Helena  first overtook Virginia City in 1875, when voters chose it to be the territorial capital. The real battle began when Montana was recognized as a state in 1889. The feud between Copper Kings Marcus Daly and William Clark ricocheted across the state. What had been a grudge match of political influence became war as each backed a different city to be capital of the new state of Montana in a statewide election in 1894.
While each of the industrialists had solid power bases in Butte , the wrangle involved Anaconda , the city that Daly had built, and the established capital of Helena, where Clark had major mining investments.
The attack politicians of our time could take lessons from the acrimonious battles of the Copper Kings. Each man controlled newspapers; each shamelessly bought and influenced votes. (“It came through the transom” is an expression still used in Montana to explain a windfall gift from a patron.) In the end, Helena only just won the statewide vote, retaining its hold as the capital.
Helena continued to hold sway over the rich and powerful during the late 1890s and early years of the 1900s, as is witnessed by its elaborate architecture of the period. Be they ranchers, miners, or tradesmen, the rich from across the state hadn’t “arrived” until they had engaged in the mansion-building competition that thrived on the west side of Last Chance Gulch .

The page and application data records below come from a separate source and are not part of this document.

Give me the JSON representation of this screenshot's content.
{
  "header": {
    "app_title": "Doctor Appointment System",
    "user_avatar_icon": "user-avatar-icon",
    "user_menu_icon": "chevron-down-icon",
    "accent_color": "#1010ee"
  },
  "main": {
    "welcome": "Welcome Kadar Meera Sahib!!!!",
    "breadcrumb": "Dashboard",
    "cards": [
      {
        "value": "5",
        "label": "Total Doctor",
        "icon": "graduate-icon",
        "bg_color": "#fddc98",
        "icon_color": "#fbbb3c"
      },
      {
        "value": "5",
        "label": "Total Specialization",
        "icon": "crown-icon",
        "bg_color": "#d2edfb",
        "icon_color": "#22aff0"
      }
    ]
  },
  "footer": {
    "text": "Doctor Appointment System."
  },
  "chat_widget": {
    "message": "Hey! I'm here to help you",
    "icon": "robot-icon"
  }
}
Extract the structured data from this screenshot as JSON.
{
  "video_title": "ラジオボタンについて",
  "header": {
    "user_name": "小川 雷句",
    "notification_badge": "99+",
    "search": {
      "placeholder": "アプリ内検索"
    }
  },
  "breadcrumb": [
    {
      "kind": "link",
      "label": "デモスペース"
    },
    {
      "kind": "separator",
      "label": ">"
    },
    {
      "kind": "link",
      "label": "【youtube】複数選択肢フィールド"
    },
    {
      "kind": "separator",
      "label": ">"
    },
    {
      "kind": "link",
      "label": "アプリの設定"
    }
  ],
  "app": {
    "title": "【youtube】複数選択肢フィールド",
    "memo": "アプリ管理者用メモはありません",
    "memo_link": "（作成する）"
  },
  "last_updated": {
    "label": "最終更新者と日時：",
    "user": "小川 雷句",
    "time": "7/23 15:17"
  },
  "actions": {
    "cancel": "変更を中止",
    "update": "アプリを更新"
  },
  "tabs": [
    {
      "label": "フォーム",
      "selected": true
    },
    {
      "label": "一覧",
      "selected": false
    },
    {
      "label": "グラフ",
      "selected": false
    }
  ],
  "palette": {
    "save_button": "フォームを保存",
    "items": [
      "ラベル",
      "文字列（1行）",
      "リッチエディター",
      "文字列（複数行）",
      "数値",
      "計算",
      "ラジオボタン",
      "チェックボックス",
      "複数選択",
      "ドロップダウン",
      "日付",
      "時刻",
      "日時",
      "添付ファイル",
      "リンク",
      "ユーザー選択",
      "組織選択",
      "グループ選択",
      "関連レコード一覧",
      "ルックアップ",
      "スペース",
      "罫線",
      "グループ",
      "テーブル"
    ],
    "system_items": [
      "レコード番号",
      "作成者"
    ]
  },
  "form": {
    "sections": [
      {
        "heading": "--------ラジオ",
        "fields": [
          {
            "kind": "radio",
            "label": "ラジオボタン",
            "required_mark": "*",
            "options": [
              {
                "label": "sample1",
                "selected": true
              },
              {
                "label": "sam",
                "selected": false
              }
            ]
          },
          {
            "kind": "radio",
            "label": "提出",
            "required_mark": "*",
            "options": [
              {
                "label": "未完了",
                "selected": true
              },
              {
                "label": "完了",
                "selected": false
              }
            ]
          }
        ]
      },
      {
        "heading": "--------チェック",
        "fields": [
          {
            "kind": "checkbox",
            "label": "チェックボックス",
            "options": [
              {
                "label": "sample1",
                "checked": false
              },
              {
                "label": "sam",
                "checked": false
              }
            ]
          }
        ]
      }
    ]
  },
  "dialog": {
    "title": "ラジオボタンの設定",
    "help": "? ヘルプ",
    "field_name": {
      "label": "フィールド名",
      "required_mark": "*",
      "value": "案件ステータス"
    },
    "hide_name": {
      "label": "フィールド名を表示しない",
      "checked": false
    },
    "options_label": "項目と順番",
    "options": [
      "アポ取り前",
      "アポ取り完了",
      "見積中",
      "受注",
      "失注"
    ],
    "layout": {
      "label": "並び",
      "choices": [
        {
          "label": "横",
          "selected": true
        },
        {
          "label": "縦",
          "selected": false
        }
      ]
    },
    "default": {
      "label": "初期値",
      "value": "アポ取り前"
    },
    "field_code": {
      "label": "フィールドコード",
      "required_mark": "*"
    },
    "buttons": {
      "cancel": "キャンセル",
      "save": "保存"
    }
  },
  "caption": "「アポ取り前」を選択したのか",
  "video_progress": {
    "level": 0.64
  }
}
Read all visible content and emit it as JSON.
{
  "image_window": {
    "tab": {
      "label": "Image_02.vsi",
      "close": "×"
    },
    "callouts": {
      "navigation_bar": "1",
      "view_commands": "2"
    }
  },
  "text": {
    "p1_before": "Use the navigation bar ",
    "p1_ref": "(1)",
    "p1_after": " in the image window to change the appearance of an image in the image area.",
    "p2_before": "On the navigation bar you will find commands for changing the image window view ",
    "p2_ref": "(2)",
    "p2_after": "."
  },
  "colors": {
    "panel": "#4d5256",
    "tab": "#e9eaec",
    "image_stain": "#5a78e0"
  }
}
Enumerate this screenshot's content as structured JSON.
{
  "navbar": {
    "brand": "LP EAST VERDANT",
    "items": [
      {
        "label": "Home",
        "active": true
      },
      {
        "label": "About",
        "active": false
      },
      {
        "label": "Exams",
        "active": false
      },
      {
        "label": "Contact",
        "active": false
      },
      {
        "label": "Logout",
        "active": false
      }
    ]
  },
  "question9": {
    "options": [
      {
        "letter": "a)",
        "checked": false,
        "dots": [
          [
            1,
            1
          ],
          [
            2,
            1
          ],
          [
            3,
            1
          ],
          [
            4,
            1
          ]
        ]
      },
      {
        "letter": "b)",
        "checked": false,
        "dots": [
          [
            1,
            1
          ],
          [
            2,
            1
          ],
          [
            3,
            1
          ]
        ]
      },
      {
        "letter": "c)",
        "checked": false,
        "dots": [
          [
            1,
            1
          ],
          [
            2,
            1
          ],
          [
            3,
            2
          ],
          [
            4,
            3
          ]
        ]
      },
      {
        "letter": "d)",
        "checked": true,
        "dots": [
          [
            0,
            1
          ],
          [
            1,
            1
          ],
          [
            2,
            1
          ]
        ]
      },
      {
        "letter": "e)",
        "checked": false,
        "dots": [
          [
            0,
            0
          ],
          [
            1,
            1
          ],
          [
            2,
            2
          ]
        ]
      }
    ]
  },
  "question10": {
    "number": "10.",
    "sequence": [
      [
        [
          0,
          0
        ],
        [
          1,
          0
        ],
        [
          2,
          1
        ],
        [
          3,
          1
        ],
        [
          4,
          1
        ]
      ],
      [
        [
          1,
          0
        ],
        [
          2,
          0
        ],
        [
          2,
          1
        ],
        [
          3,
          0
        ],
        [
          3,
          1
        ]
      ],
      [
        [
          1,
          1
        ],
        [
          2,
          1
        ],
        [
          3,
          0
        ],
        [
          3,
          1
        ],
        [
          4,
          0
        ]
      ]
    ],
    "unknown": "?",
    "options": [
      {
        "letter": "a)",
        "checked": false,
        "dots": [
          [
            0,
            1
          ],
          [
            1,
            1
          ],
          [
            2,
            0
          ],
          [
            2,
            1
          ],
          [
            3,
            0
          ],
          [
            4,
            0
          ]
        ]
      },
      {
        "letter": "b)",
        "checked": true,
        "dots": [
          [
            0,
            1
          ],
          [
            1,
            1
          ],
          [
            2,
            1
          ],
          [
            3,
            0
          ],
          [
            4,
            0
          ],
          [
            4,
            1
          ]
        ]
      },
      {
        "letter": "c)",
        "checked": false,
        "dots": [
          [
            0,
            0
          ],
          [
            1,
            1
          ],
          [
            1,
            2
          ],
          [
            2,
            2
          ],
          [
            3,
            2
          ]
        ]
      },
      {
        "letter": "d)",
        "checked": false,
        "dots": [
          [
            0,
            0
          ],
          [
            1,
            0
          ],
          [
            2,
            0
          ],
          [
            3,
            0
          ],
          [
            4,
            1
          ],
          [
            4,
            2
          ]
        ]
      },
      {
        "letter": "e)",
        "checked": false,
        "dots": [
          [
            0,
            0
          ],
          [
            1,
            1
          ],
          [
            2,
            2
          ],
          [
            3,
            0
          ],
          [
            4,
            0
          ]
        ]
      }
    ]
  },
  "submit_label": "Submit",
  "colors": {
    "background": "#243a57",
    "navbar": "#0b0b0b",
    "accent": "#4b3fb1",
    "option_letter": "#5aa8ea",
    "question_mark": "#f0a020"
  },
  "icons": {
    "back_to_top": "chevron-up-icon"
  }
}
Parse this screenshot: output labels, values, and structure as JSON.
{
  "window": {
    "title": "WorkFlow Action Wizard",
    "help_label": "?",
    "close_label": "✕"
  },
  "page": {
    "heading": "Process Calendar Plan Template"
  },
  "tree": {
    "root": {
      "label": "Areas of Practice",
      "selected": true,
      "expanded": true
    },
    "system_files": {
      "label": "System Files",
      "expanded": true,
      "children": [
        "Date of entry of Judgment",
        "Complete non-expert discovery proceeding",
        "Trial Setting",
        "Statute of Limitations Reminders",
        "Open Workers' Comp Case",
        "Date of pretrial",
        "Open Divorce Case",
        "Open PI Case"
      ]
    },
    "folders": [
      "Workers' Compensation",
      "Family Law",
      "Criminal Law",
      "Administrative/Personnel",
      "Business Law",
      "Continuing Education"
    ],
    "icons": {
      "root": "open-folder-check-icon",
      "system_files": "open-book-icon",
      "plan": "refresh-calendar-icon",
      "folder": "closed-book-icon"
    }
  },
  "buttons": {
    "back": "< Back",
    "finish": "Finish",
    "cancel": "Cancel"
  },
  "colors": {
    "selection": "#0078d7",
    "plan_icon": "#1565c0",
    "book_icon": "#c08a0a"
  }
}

The concentration of wealth in Helena is legendary. In the late 1880s there were more millionaires in Helena per capita than anywhere else in the nation.